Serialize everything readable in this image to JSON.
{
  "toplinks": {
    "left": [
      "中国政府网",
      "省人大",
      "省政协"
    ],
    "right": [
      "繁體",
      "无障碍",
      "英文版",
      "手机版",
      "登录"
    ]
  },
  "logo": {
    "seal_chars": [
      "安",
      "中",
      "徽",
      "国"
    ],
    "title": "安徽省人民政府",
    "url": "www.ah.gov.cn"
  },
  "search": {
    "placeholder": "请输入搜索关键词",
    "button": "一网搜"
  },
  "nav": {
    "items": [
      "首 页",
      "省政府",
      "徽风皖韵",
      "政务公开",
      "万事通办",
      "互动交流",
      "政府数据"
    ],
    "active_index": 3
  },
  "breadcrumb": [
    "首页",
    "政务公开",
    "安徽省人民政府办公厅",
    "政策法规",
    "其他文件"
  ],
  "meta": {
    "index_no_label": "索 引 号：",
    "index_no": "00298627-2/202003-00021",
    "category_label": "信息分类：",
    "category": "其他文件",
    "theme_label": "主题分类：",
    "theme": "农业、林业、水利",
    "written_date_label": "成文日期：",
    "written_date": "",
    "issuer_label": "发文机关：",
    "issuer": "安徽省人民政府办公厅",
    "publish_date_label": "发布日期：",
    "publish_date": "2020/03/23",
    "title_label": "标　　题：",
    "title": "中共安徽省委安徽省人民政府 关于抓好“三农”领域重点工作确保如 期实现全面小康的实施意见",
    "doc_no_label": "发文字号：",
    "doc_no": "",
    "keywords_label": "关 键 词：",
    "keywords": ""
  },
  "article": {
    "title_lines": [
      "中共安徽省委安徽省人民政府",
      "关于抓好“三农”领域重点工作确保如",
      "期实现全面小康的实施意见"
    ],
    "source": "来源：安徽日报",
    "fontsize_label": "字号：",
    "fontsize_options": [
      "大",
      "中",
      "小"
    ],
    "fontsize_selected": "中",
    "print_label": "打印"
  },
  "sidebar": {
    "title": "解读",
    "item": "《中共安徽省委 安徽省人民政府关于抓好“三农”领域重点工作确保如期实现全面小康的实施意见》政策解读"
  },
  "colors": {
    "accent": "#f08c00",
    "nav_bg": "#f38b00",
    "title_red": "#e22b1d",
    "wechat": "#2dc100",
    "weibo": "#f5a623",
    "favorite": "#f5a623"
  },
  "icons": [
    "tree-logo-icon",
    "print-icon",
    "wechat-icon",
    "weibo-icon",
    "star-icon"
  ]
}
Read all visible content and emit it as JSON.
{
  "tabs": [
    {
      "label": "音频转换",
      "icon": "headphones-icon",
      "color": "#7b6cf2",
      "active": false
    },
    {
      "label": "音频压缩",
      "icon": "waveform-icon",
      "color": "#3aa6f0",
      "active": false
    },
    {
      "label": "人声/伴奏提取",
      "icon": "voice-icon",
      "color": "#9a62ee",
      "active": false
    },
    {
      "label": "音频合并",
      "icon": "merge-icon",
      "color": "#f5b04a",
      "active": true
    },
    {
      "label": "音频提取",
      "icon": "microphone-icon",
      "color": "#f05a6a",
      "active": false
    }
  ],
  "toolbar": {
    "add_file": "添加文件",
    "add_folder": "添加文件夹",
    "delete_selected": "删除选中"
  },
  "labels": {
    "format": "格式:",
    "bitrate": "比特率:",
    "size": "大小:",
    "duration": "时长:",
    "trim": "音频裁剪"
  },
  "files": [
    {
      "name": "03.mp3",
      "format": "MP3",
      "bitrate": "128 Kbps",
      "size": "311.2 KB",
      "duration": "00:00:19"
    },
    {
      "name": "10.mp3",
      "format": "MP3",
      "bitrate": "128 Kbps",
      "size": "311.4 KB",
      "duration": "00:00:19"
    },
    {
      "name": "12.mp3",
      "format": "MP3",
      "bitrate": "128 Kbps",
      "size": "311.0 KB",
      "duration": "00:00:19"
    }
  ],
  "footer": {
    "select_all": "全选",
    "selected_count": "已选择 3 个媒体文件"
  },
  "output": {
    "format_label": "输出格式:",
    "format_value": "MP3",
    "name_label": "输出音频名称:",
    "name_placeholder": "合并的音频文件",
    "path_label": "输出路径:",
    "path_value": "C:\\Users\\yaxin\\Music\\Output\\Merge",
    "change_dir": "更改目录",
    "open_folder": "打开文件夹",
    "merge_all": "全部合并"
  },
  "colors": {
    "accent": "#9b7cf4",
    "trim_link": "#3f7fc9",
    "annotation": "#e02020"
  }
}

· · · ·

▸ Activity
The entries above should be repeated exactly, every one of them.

▸ Result for this task
Serialize everything readable in this image to JSON.
{
  "toplinks": {
    "left": [
      "中国政府网",
      "省人大",
      "省政协"
    ],
    "right": [
      "繁體",
      "无障碍",
      "英文版",
      "手机版",
      "登录"
    ]
  },
  "logo": {
    "seal_chars": [
      "安",
      "中",
      "徽",
      "国"
    ],
    "title": "安徽省人民政府",
    "url": "www.ah.gov.cn"
  },
  "search": {
    "placeholder": "请输入搜索关键词",
    "button": "一网搜"
  },
  "nav": {
    "items": [
      "首 页",
      "省政府",
      "徽风皖韵",
      "政务公开",
      "万事通办",
      "互动交流",
      "政府数据"
    ],
    "active_index": 3
  },
  "breadcrumb": [
    "首页",
    "政务公开",
    "安徽省人民政府办公厅",
    "政策法规",
    "其他文件"
  ],
  "meta": {
    "index_no_label": "索 引 号：",
    "index_no": "00298627-2/202003-00021",
    "category_label": "信息分类：",
    "category": "其他文件",
    "theme_label": "主题分类：",
    "theme": "农业、林业、水利",
    "written_date_label": "成文日期：",
    "written_date": "",
    "issuer_label": "发文机关：",
    "issuer": "安徽省人民政府办公厅",
    "publish_date_label": "发布日期：",
    "publish_date": "2020/03/23",
    "title_label": "标　　题：",
    "title": "中共安徽省委安徽省人民政府 关于抓好“三农”领域重点工作确保如 期实现全面小康的实施意见",
    "doc_no_label": "发文字号：",
    "doc_no": "",
    "keywords_label": "关 键 词：",
    "keywords": ""
  },
  "article": {
    "title_lines": [
      "中共安徽省委安徽省人民政府",
      "关于抓好“三农”领域重点工作确保如",
      "期实现全面小康的实施意见"
    ],
    "source": "来源：安徽日报",
    "fontsize_label": "字号：",
    "fontsize_options": [
      "大",
      "中",
      "小"
    ],
    "fontsize_selected": "中",
    "print_label": "打印"
  },
  "sidebar": {
    "title": "解读",
    "item": "《中共安徽省委 安徽省人民政府关于抓好“三农”领域重点工作确保如期实现全面小康的实施意见》政策解读"
  },
  "colors": {
    "accent": "#f08c00",
    "nav_bg": "#f38b00",
    "title_red": "#e22b1d",
    "wechat": "#2dc100",
    "weibo": "#f5a623",
    "favorite": "#f5a623"
  },
  "icons": [
    "tree-logo-icon",
    "print-icon",
    "wechat-icon",
    "weibo-icon",
    "star-icon"
  ]
}
Read all visible content and emit it as JSON.
{
  "tabs": [
    {
      "label": "音频转换",
      "icon": "headphones-icon",
      "color": "#7b6cf2",
      "active": false
    },
    {
      "label": "音频压缩",
      "icon": "waveform-icon",
      "color": "#3aa6f0",
      "active": false
    },
    {
      "label": "人声/伴奏提取",
      "icon": "voice-icon",
      "color": "#9a62ee",
      "active": false
    },
    {
      "label": "音频合并",
      "icon": "merge-icon",
      "color": "#f5b04a",
      "active": true
    },
    {
      "label": "音频提取",
      "icon": "microphone-icon",
      "color": "#f05a6a",
      "active": false
    }
  ],
  "toolbar": {
    "add_file": "添加文件",
    "add_folder": "添加文件夹",
    "delete_selected": "删除选中"
  },
  "labels": {
    "format": "格式:",
    "bitrate": "比特率:",
    "size": "大小:",
    "duration": "时长:",
    "trim": "音频裁剪"
  },
  "files": [
    {
      "name": "03.mp3",
      "format": "MP3",
      "bitrate": "128 Kbps",
      "size": "311.2 KB",
      "duration": "00:00:19"
    },
    {
      "name": "10.mp3",
      "format": "MP3",
      "bitrate": "128 Kbps",
      "size": "311.4 KB",
      "duration": "00:00:19"
    },
    {
      "name": "12.mp3",
      "format": "MP3",
      "bitrate": "128 Kbps",
      "size": "311.0 KB",
      "duration": "00:00:19"
    }
  ],
  "footer": {
    "select_all": "全选",
    "selected_count": "已选择 3 个媒体文件"
  },
  "output": {
    "format_label": "输出格式:",
    "format_value": "MP3",
    "name_label": "输出音频名称:",
    "name_placeholder": "合并的音频文件",
    "path_label": "输出路径:",
    "path_value": "C:\\Users\\yaxin\\Music\\Output\\Merge",
    "change_dir": "更改目录",
    "open_folder": "打开文件夹",
    "merge_all": "全部合并"
  },
  "colors": {
    "accent": "#9b7cf4",
    "trim_link": "#3f7fc9",
    "annotation": "#e02020"
  }
}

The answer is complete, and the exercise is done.